Global simulation of Earth’s mantle convection by the NSF-funded Stampede supercomputer at UT Austin. Computational Infrastructure for Geodynamics, headquartered at UC Davis, is developing software for Earth sciences that will run on the new Frontera system. [Courtesy of ICES, UT Austin]
Six years after its discovery, the Higgs boson has at last been observed decaying to fundamental particles known as bottom quarks. The finding, presented Aug. 28 at CERN by the ATLAS and CMS collaborations at the Large Hadron Collider (LHC), is consistent with the hypothesis that the all-pervading quantum field behind the Higgs boson also gives mass to the quarks. Both teams have submitted their results for publication.
The CMS detector catches a Higgs boson decaying to two bottom quarks (b) in association with a Z boson decaying to an electron (e-) and an antielectron (e+). (Image: CMS/CERN)
Digital information may appear to exist as abstract ones and zeroes, flipping effortlessly from one to another. But in fact there is a minimum amount of energy required to run any computation system, regardless of how “energy efficient” are its component parts. A recent paper from Jim Crutchfield and Alex Boyd at the UC Davis Complexity Sciences Center with Dibyendu Mandal at UC Berkeley shows that there is some inescapable friction, or “grit in the gears” between the levels of organization in an information system.
By Talia Ogliore
The Earth has been through a lot of changes in its 4.5 billion year history, including a shift to incorporating and retaining volatile compounds such as water, nitrogen and carbon from the atmosphere in the mantle before spewing them out again through volcanic eruptions.
This transport could not have begun much before 2.5 billion years ago, according to researchers at UC Davis and Washington University in St. Louis, published Aug. 9 in the journal Nature.
By Becky Oskin

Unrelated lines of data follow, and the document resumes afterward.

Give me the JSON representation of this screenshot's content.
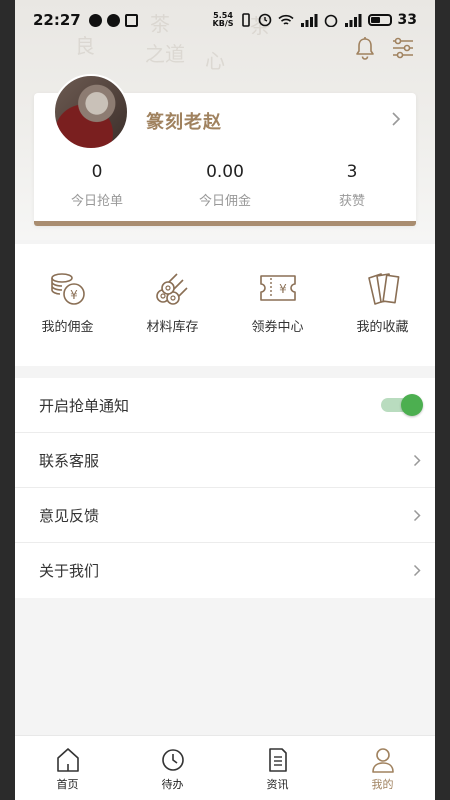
{
  "status_bar": {
    "time": "22:27",
    "net_speed_top": "5.54",
    "net_speed_bottom": "KB/S",
    "battery": "33"
  },
  "profile": {
    "name": "篆刻老赵"
  },
  "stats": [
    {
      "value": "0",
      "label": "今日抢单"
    },
    {
      "value": "0.00",
      "label": "今日佣金"
    },
    {
      "value": "3",
      "label": "获赞"
    }
  ],
  "actions": [
    {
      "label": "我的佣金",
      "icon": "coins-icon"
    },
    {
      "label": "材料库存",
      "icon": "logs-stack-icon"
    },
    {
      "label": "领券中心",
      "icon": "coupon-icon"
    },
    {
      "label": "我的收藏",
      "icon": "cards-icon"
    }
  ],
  "settings": {
    "notify_label": "开启抢单通知",
    "notify_enabled": true,
    "support_label": "联系客服",
    "feedback_label": "意见反馈",
    "about_label": "关于我们"
  },
  "tabs": [
    {
      "label": "首页",
      "icon": "home-icon"
    },
    {
      "label": "待办",
      "icon": "clock-icon"
    },
    {
      "label": "资讯",
      "icon": "document-icon"
    },
    {
      "label": "我的",
      "icon": "person-icon",
      "active": true
    }
  ],
  "colors": {
    "accent": "#a0825f",
    "toggle_on": "#4caf50",
    "card_bar": "#a98d70"
  }
}
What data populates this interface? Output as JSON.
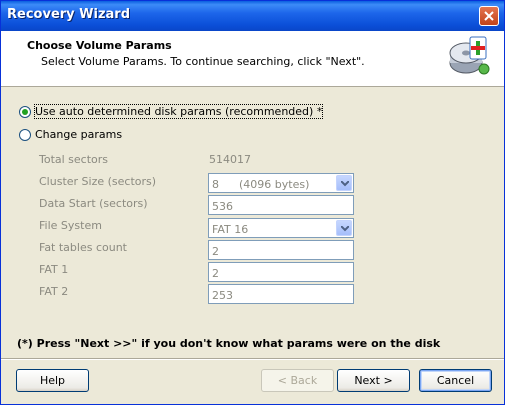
{
  "window": {
    "title": "Recovery Wizard"
  },
  "header": {
    "title": "Choose Volume Params",
    "subtitle": "Select Volume Params. To continue searching, click \"Next\"."
  },
  "options": {
    "auto_label": "Use auto determined disk params (recommended) *",
    "change_label": "Change params",
    "selected": "auto"
  },
  "fields": {
    "total_sectors_label": "Total sectors",
    "total_sectors_value": "514017",
    "cluster_size_label": "Cluster Size (sectors)",
    "cluster_size_value": "8",
    "cluster_size_bytes": "(4096 bytes)",
    "data_start_label": "Data Start (sectors)",
    "data_start_value": "536",
    "file_system_label": "File System",
    "file_system_value": "FAT 16",
    "fat_tables_label": "Fat tables count",
    "fat_tables_value": "2",
    "fat1_label": "FAT 1",
    "fat1_value": "2",
    "fat2_label": "FAT 2",
    "fat2_value": "253"
  },
  "note": "(*) Press \"Next >>\" if you don't know what params were on the disk",
  "buttons": {
    "help": "Help",
    "back": "< Back",
    "next": "Next >",
    "cancel": "Cancel"
  }
}
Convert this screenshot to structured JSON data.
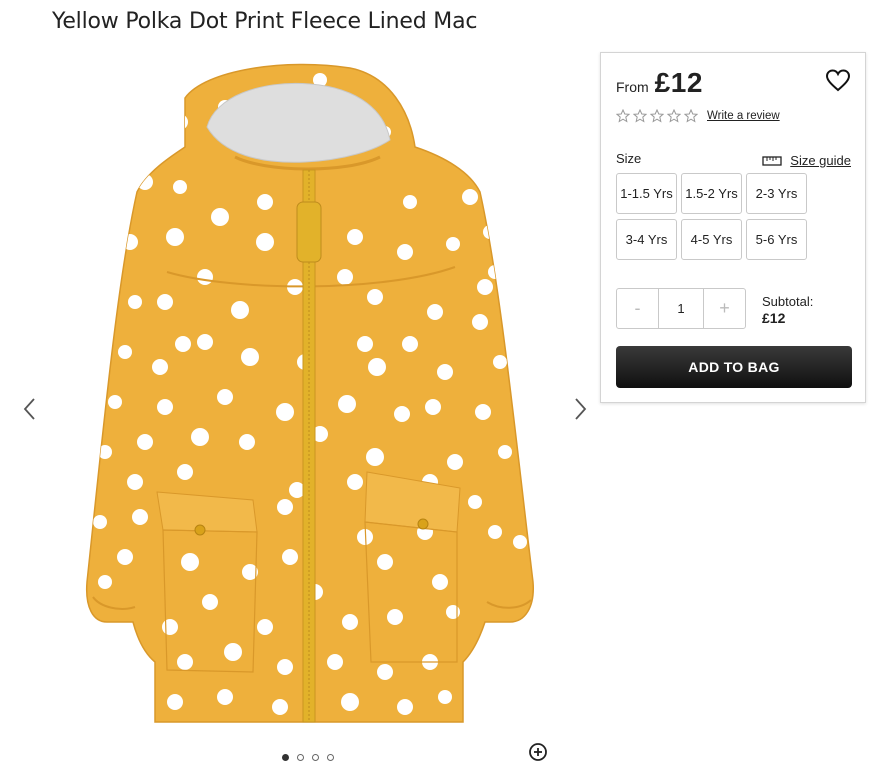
{
  "product": {
    "title": "Yellow Polka Dot Print Fleece Lined Mac",
    "image_name": "yellow-polka-dot-mac-image",
    "colors": {
      "jacket": "#eeb03c",
      "dots": "#ffffff",
      "lining": "#dedede",
      "accent": "#e2b22a"
    }
  },
  "gallery": {
    "prev_icon": "chevron-left-icon",
    "next_icon": "chevron-right-icon",
    "dot_count": 4,
    "active_dot": 0,
    "zoom_icon": "zoom-in-icon"
  },
  "purchase": {
    "from_label": "From",
    "price": "£12",
    "wishlist_icon": "heart-icon",
    "rating_stars": 0,
    "rating_max": 5,
    "review_link": "Write a review",
    "size_label": "Size",
    "size_guide_label": "Size guide",
    "size_guide_icon": "ruler-icon",
    "sizes": [
      "1-1.5 Yrs",
      "1.5-2 Yrs",
      "2-3 Yrs",
      "3-4 Yrs",
      "4-5 Yrs",
      "5-6 Yrs"
    ],
    "quantity": {
      "decrement": "-",
      "value": "1",
      "increment": "+"
    },
    "subtotal_label": "Subtotal:",
    "subtotal_value": "£12",
    "add_button": "ADD TO BAG",
    "button_color": "#1c1c1c"
  }
}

From moment to moment, the brain processes millions of pieces of information. When people need to focus on a critical task, special circuits in the brain’s attention network kick in to filter the information firehose.
A new project with UC Davis neuroscientists and bioengineers from the University of Florida will explore the brain circuits that allow us to focus our attention.